| Recorded information |

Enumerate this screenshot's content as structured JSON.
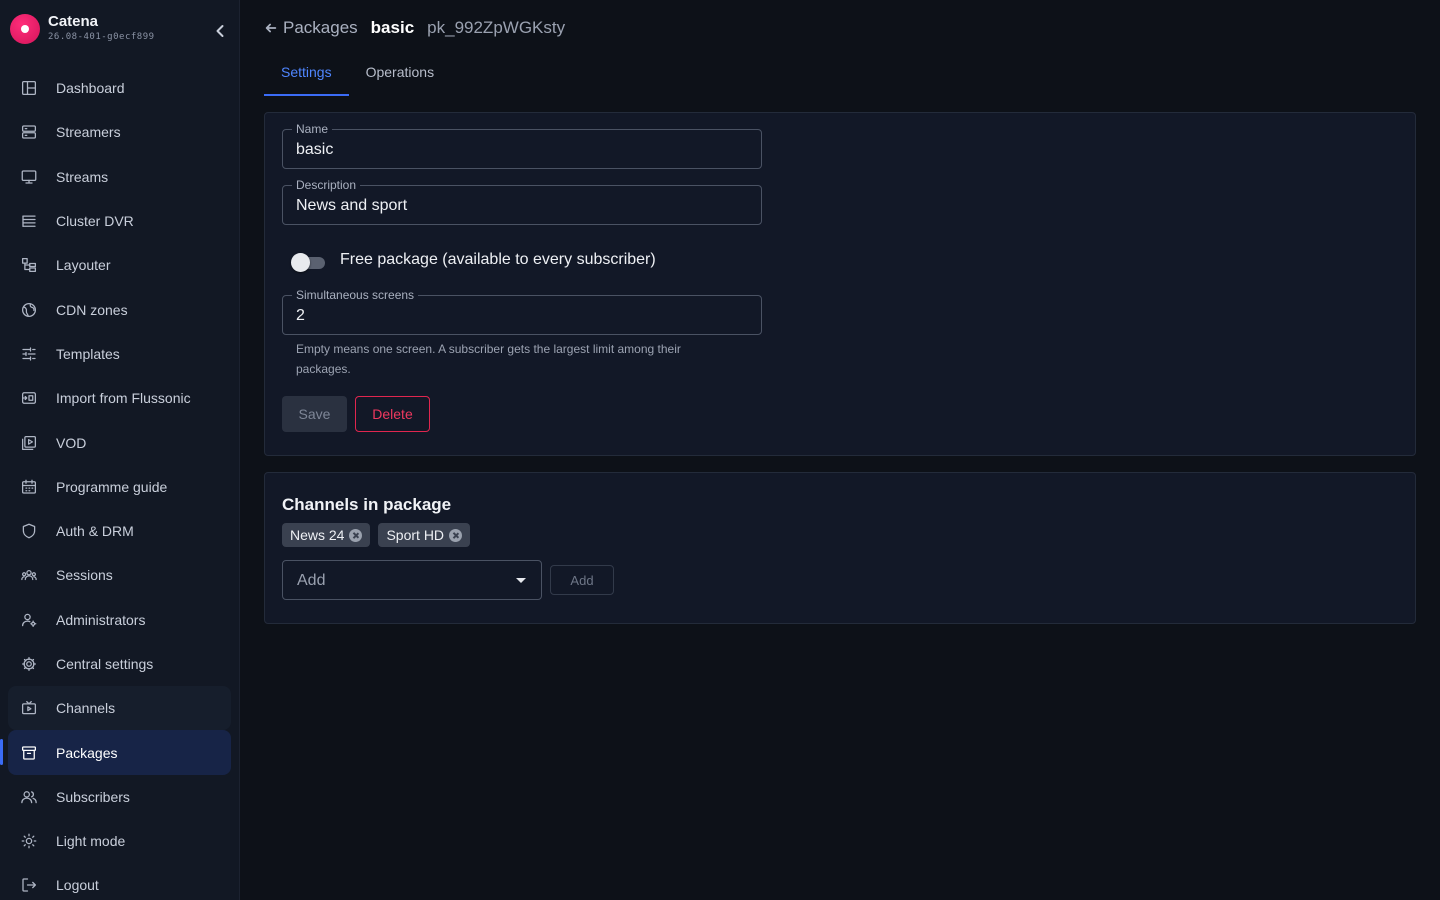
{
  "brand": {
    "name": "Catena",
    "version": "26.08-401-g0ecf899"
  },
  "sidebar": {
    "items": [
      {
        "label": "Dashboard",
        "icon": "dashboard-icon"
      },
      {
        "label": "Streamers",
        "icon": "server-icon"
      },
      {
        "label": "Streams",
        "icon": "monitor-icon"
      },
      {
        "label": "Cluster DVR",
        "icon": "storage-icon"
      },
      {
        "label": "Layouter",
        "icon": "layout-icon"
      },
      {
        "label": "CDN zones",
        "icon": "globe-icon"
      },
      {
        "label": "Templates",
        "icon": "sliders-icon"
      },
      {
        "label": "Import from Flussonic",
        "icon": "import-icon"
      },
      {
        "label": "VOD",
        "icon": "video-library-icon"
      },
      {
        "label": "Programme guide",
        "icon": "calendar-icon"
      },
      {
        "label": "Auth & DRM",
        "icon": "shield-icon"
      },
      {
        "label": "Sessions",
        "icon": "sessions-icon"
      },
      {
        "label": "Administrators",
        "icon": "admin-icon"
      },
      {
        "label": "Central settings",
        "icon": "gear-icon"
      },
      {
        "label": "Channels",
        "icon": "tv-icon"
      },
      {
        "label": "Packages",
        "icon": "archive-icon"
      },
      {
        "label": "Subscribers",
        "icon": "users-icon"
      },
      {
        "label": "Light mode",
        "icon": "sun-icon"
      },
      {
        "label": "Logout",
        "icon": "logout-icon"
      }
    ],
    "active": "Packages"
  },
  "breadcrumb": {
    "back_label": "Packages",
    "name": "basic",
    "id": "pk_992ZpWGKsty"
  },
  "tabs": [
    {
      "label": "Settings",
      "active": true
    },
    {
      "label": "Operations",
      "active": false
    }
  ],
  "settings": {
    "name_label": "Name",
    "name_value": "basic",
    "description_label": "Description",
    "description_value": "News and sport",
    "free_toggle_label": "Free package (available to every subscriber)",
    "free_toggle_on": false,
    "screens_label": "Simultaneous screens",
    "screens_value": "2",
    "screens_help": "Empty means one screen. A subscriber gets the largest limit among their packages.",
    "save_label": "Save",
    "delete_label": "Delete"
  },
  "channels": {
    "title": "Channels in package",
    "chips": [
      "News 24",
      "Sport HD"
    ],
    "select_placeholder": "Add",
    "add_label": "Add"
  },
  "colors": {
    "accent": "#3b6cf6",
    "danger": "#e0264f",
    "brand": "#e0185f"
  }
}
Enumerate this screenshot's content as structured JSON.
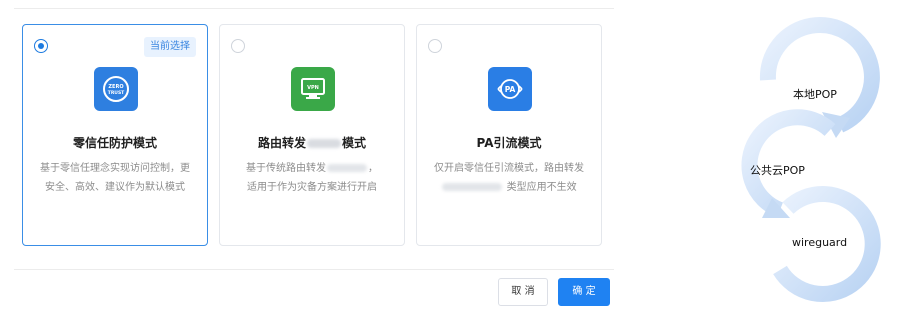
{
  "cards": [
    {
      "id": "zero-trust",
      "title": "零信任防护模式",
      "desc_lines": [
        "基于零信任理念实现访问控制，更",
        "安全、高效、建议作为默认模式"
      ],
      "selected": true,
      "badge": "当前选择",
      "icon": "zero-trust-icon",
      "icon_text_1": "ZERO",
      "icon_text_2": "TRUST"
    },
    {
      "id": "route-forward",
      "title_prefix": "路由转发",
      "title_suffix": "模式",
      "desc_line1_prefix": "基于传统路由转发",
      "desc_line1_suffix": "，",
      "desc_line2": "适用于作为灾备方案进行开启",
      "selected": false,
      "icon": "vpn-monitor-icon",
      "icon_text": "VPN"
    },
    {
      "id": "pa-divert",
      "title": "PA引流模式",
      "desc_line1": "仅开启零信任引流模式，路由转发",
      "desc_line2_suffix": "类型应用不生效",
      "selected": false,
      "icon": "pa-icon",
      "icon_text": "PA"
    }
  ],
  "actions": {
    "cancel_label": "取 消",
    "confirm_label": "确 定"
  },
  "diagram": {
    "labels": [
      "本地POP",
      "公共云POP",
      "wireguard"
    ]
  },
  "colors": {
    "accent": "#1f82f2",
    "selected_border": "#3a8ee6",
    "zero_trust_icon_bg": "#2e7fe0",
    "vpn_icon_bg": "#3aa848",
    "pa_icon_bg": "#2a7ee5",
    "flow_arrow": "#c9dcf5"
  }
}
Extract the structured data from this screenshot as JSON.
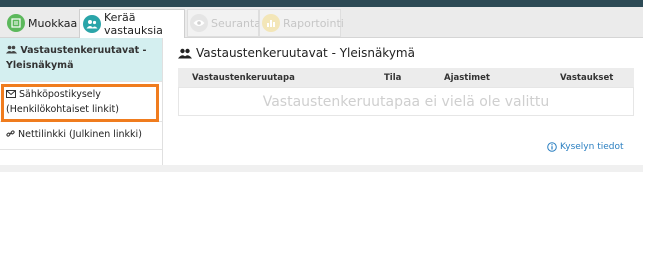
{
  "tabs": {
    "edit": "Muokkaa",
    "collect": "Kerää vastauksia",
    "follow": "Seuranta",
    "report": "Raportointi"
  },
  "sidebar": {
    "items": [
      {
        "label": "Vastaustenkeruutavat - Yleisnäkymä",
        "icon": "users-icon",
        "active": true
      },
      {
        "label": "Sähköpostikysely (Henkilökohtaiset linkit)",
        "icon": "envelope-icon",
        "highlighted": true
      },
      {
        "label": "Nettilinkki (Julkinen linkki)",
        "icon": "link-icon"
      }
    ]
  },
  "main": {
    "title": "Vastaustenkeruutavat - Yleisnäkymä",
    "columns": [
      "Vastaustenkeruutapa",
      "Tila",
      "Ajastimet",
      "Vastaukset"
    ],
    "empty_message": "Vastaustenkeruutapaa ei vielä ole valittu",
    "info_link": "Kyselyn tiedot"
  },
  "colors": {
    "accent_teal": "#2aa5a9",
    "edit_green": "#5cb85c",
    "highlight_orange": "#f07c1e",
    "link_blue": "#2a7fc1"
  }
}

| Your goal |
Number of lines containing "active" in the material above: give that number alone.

| Response below |
4